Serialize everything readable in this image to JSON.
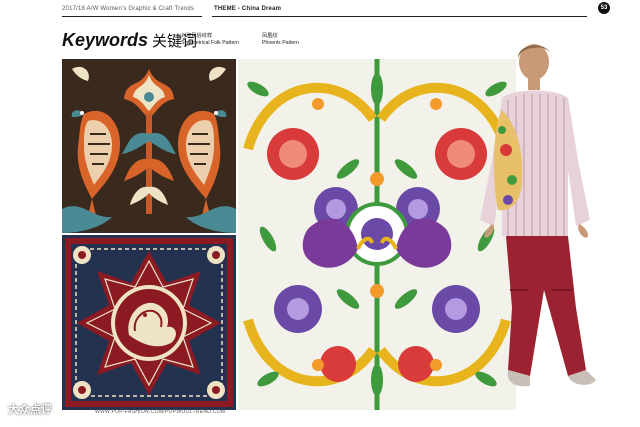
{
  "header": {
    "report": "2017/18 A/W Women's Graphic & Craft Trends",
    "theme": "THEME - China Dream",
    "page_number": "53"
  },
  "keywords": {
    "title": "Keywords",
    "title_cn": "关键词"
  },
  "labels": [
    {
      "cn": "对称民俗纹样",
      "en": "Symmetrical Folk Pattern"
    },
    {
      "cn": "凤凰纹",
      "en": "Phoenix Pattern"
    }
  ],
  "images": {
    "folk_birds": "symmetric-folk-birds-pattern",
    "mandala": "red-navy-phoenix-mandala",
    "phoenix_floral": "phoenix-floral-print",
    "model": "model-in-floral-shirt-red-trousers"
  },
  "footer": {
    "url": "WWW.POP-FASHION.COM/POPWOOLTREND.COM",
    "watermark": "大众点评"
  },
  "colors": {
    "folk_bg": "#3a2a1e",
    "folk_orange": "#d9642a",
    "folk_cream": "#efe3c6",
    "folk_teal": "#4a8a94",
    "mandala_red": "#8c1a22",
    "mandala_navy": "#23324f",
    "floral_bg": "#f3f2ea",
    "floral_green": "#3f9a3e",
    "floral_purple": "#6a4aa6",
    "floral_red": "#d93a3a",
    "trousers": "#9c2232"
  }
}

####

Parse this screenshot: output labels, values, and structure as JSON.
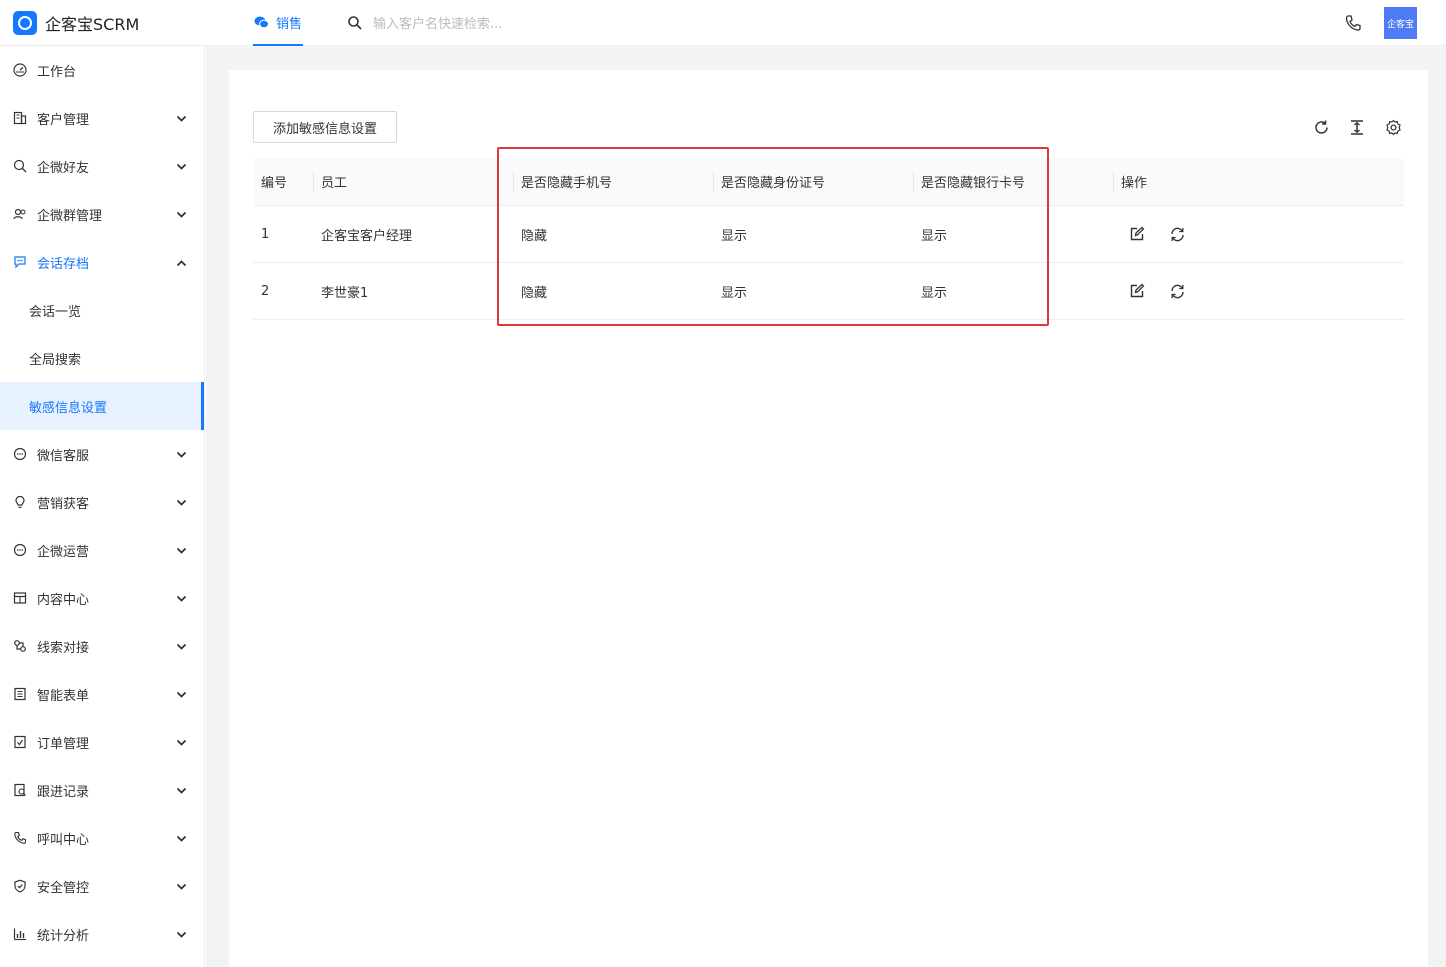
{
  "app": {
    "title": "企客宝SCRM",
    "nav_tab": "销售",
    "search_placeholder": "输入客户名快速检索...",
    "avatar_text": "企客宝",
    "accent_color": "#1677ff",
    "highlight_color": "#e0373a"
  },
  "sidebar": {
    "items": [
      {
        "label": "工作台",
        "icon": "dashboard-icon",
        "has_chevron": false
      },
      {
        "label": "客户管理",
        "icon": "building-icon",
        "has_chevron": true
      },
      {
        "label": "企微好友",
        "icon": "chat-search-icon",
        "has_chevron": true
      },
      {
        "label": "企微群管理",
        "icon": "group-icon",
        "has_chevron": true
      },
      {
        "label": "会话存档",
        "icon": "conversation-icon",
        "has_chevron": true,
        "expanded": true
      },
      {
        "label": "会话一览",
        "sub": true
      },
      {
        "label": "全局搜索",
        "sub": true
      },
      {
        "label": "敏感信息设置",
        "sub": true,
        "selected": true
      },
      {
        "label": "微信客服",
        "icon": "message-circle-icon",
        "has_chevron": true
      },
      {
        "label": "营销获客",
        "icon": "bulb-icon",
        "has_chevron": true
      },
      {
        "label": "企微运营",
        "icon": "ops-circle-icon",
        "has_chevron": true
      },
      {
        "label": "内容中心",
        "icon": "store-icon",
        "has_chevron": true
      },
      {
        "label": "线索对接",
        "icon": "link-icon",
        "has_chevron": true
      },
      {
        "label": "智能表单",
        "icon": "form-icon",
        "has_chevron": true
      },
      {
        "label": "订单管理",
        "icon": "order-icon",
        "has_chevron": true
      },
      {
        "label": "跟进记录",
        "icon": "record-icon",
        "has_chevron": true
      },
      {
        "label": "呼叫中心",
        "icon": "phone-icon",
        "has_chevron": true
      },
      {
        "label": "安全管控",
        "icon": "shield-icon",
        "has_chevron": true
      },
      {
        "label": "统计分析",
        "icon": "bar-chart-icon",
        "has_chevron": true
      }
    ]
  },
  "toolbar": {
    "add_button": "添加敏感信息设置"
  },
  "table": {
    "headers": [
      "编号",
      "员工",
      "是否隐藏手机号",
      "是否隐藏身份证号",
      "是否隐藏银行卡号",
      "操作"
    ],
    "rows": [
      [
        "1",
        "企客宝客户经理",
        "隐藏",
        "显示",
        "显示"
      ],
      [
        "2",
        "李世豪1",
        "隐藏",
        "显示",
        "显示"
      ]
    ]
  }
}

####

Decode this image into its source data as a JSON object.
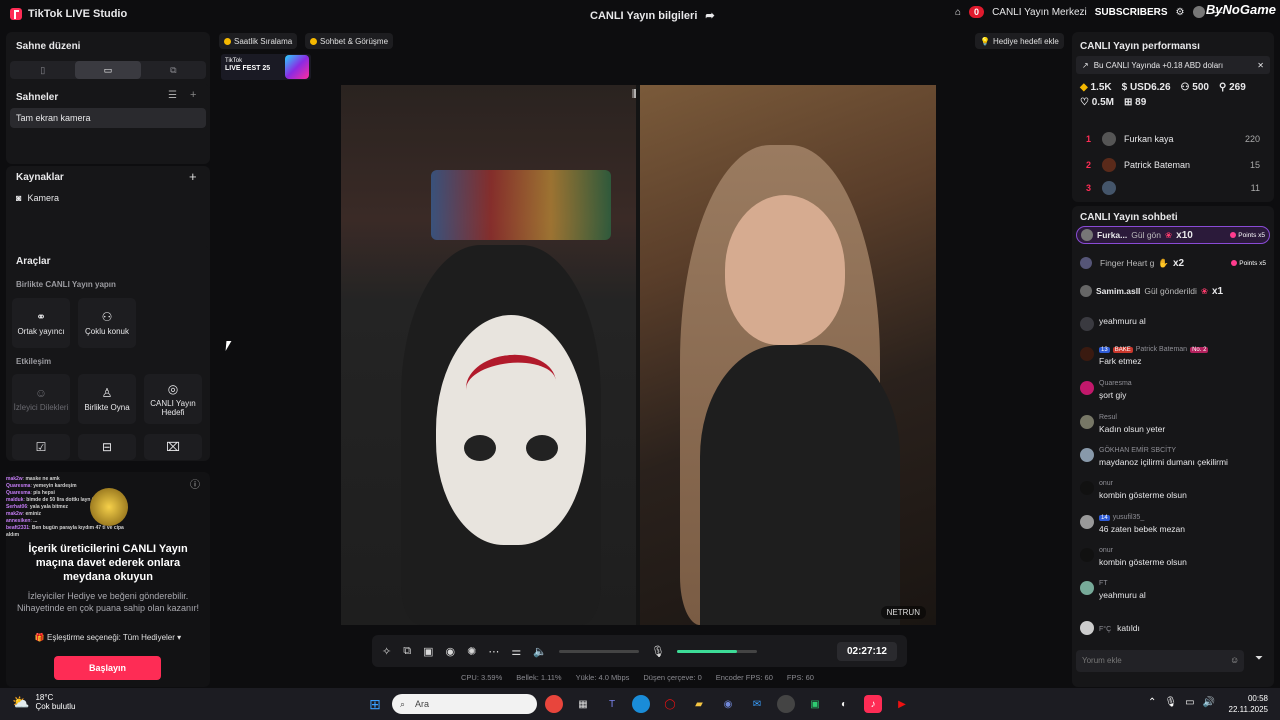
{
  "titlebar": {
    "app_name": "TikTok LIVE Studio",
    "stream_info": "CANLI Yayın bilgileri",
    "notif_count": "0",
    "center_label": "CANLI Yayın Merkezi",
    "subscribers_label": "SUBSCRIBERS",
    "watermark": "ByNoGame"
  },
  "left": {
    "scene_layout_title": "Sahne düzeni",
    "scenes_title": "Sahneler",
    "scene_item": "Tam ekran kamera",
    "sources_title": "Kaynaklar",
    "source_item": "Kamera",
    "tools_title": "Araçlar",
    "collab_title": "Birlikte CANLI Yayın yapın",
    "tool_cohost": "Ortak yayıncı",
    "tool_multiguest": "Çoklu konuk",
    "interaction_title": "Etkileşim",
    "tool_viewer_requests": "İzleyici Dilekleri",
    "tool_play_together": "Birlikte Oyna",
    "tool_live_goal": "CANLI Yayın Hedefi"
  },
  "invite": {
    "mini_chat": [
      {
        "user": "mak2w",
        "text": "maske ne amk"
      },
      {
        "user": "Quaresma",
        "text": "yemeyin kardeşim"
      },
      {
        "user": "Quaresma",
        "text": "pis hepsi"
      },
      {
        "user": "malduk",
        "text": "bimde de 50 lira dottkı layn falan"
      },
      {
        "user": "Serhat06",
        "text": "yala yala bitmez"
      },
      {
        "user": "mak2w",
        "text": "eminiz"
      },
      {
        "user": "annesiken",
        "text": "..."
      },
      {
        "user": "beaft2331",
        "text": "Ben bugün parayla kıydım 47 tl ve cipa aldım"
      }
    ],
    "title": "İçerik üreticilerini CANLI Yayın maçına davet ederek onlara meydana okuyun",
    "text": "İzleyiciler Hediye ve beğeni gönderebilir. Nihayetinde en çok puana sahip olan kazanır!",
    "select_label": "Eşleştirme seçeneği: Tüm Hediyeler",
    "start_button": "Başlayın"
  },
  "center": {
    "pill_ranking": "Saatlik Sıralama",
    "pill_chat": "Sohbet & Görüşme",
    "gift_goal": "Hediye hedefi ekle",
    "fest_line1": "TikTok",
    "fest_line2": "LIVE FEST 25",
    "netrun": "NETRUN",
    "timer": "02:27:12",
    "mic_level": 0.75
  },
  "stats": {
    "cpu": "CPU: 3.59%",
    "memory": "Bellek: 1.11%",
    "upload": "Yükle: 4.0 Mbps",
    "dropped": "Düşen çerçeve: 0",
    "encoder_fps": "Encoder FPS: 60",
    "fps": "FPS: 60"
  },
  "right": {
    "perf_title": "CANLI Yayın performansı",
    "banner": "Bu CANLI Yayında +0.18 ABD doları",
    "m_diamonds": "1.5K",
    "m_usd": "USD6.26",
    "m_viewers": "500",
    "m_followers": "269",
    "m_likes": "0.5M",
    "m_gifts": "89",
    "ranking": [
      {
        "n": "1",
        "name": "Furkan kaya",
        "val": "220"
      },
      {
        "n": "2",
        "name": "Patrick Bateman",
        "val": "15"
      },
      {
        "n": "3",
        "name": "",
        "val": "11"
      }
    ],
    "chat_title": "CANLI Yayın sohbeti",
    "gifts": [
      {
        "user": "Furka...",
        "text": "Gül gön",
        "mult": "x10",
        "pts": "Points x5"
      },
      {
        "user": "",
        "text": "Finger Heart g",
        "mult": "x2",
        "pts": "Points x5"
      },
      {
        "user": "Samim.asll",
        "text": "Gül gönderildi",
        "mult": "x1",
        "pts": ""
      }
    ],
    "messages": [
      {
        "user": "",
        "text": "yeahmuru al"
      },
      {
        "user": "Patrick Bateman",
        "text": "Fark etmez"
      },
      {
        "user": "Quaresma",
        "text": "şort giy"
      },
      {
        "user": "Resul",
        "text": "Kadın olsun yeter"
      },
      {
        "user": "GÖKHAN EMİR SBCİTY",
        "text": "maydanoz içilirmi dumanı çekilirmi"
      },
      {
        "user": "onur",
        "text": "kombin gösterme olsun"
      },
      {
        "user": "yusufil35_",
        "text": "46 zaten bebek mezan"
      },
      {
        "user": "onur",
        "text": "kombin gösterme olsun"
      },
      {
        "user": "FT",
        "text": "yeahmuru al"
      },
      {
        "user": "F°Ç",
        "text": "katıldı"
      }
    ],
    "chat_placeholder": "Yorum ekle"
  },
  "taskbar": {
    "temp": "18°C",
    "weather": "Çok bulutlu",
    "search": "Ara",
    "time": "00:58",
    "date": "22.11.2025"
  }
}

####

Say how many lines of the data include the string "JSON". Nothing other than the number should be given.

> **Response**:
3